I support H.R. 4122 and thank you for taking a stand for these animals by co-sponsoring this important legislation.



big cats are not toys.
they eat girls and boys.
respect is what they
need,
not being subjected
to vanity or greed
sponsor HR 4122
for exotic animals
and man,
what good you do

Karen Lyons Kalmenson


3 Comments leave one →
  1. karenlyonskalmenson permalink
    March 30, 2012 12:33 pm

    big cats are not toys.
    they eat girls and boys.
    respect is what they
    need,
    not being subjected
    to vanity or greed
    sponsor HR 4122
    for exotic animals
    and man,
    what good you do

    Like

  2. Monica A. Gomez permalink
    March 30, 2012 9:24 pm

    Please Co-Sponsor H.R. 4122, the Big Cats and Public Safety Protection Act
    I am writing to thank you for sponsoring H.R. 4122—the Big Cats and Public Safety Protection Act. If it passes, this important legislation will help ensure the physical and psychological health and well-being of captive large cats who are currently languishing in deplorable conditions under the substandard care of private individuals as well as those who are frequently sold on the black market for their bones and other body parts.

    I support H.R. 4122 and thank you for taking a stand for these animals by sponsoring this important bill.

    Like

  3. March 31, 2012 10:59 am

    Reblogged this on STOP ANIMAL ABUSE.

    Like

Leave a Reply

Fill in your details below or click an icon to log in:

WordPress.com Logo

You are commenting using your WordPress.com account. Log Out / Change )

Twitter picture

You are commenting using your Twitter account. Log Out / Change )

Facebook photo

You are commenting using your Facebook account. Log Out / Change )

Google+ photo

You are commenting using your Google+ account. Log Out / Change )

Connecting to %s

Jet Eliot

Travel and Wildlife Adventures

Organic Opinion

Finding it, aye there's the rub~

The Year(s) of Living Non-Judgmentally

Here and now, with all of it.

Eat No Harm

Living consciously for our planet, the animals, and ourselves.

Flawless Pandemonium

Question everything~

Veganism is Nonviolence

Being Vegan Is A First Step To A Nonviolent Life

The Biotrotter

The Globetrotting Biologists

Let Me Reach with Kim Saeed

Narcissistic Abuse Support | Maintaining No Contact | Heal Grow Evolve

Steal This Meme

humans' vegan past & future. SHIRIN - Subvert Human Irrationalities, Rediscover Innate Nature

Gillian Prew // poetry

for the earth and the animals

Nepali Today

Coffee break Photo Blogs Base In Tokyo, Japan.

veganomics

making the link between our food, our health, our society, our environment and our economy

Friendly Fairy Tales

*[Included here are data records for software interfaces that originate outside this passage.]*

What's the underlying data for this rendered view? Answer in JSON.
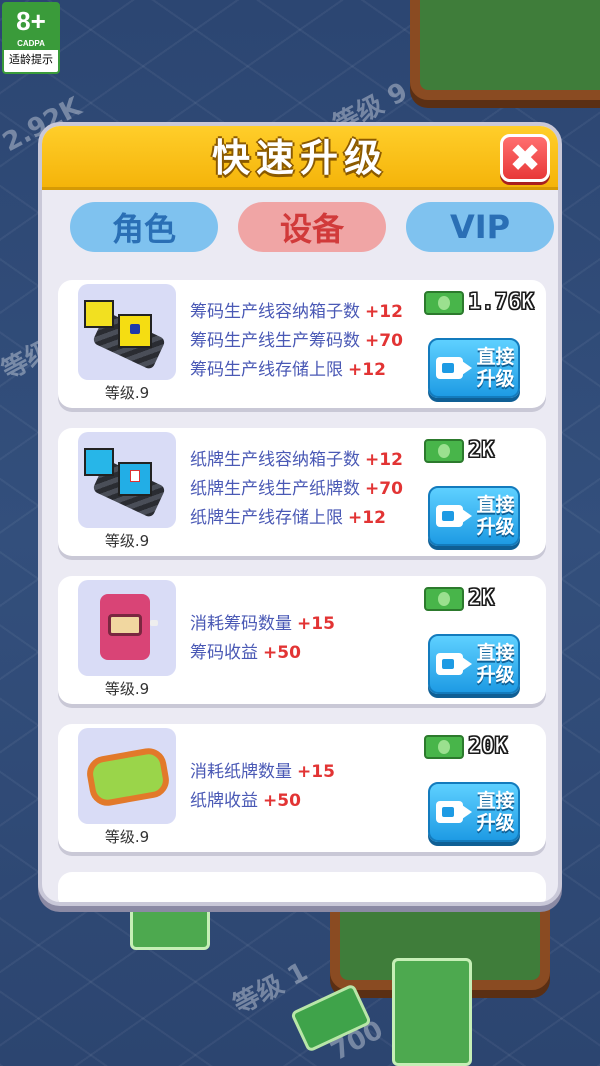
{
  "age_rating": {
    "number": "8+",
    "org": "CADPA",
    "tip": "适龄提示"
  },
  "background": {
    "labels": [
      "等级 9",
      "2.92K",
      "等级",
      "等级 1",
      "700"
    ]
  },
  "modal": {
    "title": "快速升级",
    "close_icon": "close-icon"
  },
  "tabs": [
    {
      "label": "角色",
      "active": false
    },
    {
      "label": "设备",
      "active": true
    },
    {
      "label": "VIP",
      "active": false
    }
  ],
  "cards": [
    {
      "level": "等级.9",
      "thumb_icon": "chip-production-line-icon",
      "stats": [
        {
          "text": "筹码生产线容纳箱子数",
          "plus": "+12"
        },
        {
          "text": "筹码生产线生产筹码数",
          "plus": "+70"
        },
        {
          "text": "筹码生产线存储上限",
          "plus": "+12"
        }
      ],
      "price": "1.76K",
      "button_line1": "直接",
      "button_line2": "升级"
    },
    {
      "level": "等级.9",
      "thumb_icon": "card-production-line-icon",
      "stats": [
        {
          "text": "纸牌生产线容纳箱子数",
          "plus": "+12"
        },
        {
          "text": "纸牌生产线生产纸牌数",
          "plus": "+70"
        },
        {
          "text": "纸牌生产线存储上限",
          "plus": "+12"
        }
      ],
      "price": "2K",
      "button_line1": "直接",
      "button_line2": "升级"
    },
    {
      "level": "等级.9",
      "thumb_icon": "slot-machine-icon",
      "stats": [
        {
          "text": "消耗筹码数量",
          "plus": "+15"
        },
        {
          "text": "筹码收益",
          "plus": "+50"
        }
      ],
      "price": "2K",
      "button_line1": "直接",
      "button_line2": "升级"
    },
    {
      "level": "等级.9",
      "thumb_icon": "card-table-icon",
      "stats": [
        {
          "text": "消耗纸牌数量",
          "plus": "+15"
        },
        {
          "text": "纸牌收益",
          "plus": "+50"
        }
      ],
      "price": "20K",
      "button_line1": "直接",
      "button_line2": "升级"
    }
  ],
  "colors": {
    "header": "#f5b40a",
    "tab_active": "#f0a5a5",
    "tab_inactive": "#7fc2ef",
    "stat_text": "#4a59b5",
    "stat_plus": "#e23434",
    "button": "#1e9be4"
  }
}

Fairy Tales and Poetry Celebrating Magic and Nature for Kids of all Ages

Arcilla y fuego

Una visión sobre el complejo y apasionante mundo de la cerámica

Gotta Find a Home

Conversations with Street People

%d bloggers like this: